(Data about app and page elements)
== Segment start ==

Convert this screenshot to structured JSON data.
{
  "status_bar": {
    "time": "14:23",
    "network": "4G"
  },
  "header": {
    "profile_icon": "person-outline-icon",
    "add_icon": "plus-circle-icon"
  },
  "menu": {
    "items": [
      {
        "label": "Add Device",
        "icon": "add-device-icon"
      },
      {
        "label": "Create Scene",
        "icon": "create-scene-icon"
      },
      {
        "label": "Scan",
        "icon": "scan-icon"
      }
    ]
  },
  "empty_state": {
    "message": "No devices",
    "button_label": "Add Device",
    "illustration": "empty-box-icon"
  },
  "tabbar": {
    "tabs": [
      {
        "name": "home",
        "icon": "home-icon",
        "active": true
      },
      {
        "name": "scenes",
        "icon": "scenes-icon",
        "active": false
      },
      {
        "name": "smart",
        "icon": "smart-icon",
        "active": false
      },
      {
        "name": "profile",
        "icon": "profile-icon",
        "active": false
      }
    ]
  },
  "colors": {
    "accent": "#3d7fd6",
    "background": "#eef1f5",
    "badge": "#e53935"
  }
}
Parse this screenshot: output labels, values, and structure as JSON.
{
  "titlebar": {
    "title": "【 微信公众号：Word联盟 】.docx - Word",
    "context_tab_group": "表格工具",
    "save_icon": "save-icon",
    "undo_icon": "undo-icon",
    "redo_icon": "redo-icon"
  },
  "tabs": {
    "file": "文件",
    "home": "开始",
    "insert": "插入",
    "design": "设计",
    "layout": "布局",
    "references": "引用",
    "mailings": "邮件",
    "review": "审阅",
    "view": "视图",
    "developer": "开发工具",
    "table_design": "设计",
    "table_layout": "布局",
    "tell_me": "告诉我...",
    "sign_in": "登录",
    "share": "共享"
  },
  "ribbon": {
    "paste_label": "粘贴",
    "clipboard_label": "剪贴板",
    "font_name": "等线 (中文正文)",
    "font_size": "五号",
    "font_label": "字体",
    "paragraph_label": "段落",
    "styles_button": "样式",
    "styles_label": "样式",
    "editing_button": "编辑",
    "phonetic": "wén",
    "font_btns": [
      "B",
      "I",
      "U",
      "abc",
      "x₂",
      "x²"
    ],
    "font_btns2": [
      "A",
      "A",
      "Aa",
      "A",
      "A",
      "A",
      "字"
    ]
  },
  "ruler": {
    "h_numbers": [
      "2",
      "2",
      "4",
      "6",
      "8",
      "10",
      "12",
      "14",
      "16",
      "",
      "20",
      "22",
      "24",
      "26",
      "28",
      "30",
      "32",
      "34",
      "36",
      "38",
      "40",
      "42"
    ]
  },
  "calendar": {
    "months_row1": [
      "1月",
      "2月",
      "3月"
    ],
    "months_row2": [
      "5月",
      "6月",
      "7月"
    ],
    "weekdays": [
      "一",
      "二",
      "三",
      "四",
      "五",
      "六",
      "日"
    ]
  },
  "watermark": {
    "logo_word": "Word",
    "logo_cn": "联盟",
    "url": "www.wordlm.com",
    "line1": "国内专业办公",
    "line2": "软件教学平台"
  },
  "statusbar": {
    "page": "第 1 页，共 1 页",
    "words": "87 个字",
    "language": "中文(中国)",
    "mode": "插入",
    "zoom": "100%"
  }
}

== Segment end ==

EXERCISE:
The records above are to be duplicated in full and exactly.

OUTPUT FOR THIS EXERCISE:
Convert this screenshot to structured JSON data.
{
  "status_bar": {
    "time": "14:23",
    "network": "4G"
  },
  "header": {
    "profile_icon": "person-outline-icon",
    "add_icon": "plus-circle-icon"
  },
  "menu": {
    "items": [
      {
        "label": "Add Device",
        "icon": "add-device-icon"
      },
      {
        "label": "Create Scene",
        "icon": "create-scene-icon"
      },
      {
        "label": "Scan",
        "icon": "scan-icon"
      }
    ]
  },
  "empty_state": {
    "message": "No devices",
    "button_label": "Add Device",
    "illustration": "empty-box-icon"
  },
  "tabbar": {
    "tabs": [
      {
        "name": "home",
        "icon": "home-icon",
        "active": true
      },
      {
        "name": "scenes",
        "icon": "scenes-icon",
        "active": false
      },
      {
        "name": "smart",
        "icon": "smart-icon",
        "active": false
      },
      {
        "name": "profile",
        "icon": "profile-icon",
        "active": false
      }
    ]
  },
  "colors": {
    "accent": "#3d7fd6",
    "background": "#eef1f5",
    "badge": "#e53935"
  }
}
Parse this screenshot: output labels, values, and structure as JSON.
{
  "titlebar": {
    "title": "【 微信公众号：Word联盟 】.docx - Word",
    "context_tab_group": "表格工具",
    "save_icon": "save-icon",
    "undo_icon": "undo-icon",
    "redo_icon": "redo-icon"
  },
  "tabs": {
    "file": "文件",
    "home": "开始",
    "insert": "插入",
    "design": "设计",
    "layout": "布局",
    "references": "引用",
    "mailings": "邮件",
    "review": "审阅",
    "view": "视图",
    "developer": "开发工具",
    "table_design": "设计",
    "table_layout": "布局",
    "tell_me": "告诉我...",
    "sign_in": "登录",
    "share": "共享"
  },
  "ribbon": {
    "paste_label": "粘贴",
    "clipboard_label": "剪贴板",
    "font_name": "等线 (中文正文)",
    "font_size": "五号",
    "font_label": "字体",
    "paragraph_label": "段落",
    "styles_button": "样式",
    "styles_label": "样式",
    "editing_button": "编辑",
    "phonetic": "wén",
    "font_btns": [
      "B",
      "I",
      "U",
      "abc",
      "x₂",
      "x²"
    ],
    "font_btns2": [
      "A",
      "A",
      "Aa",
      "A",
      "A",
      "A",
      "字"
    ]
  },
  "ruler": {
    "h_numbers": [
      "2",
      "2",
      "4",
      "6",
      "8",
      "10",
      "12",
      "14",
      "16",
      "",
      "20",
      "22",
      "24",
      "26",
      "28",
      "30",
      "32",
      "34",
      "36",
      "38",
      "40",
      "42"
    ]
  },
  "calendar": {
    "months_row1": [
      "1月",
      "2月",
      "3月"
    ],
    "months_row2": [
      "5月",
      "6月",
      "7月"
    ],
    "weekdays": [
      "一",
      "二",
      "三",
      "四",
      "五",
      "六",
      "日"
    ]
  },
  "watermark": {
    "logo_word": "Word",
    "logo_cn": "联盟",
    "url": "www.wordlm.com",
    "line1": "国内专业办公",
    "line2": "软件教学平台"
  },
  "statusbar": {
    "page": "第 1 页，共 1 页",
    "words": "87 个字",
    "language": "中文(中国)",
    "mode": "插入",
    "zoom": "100%"
  }
}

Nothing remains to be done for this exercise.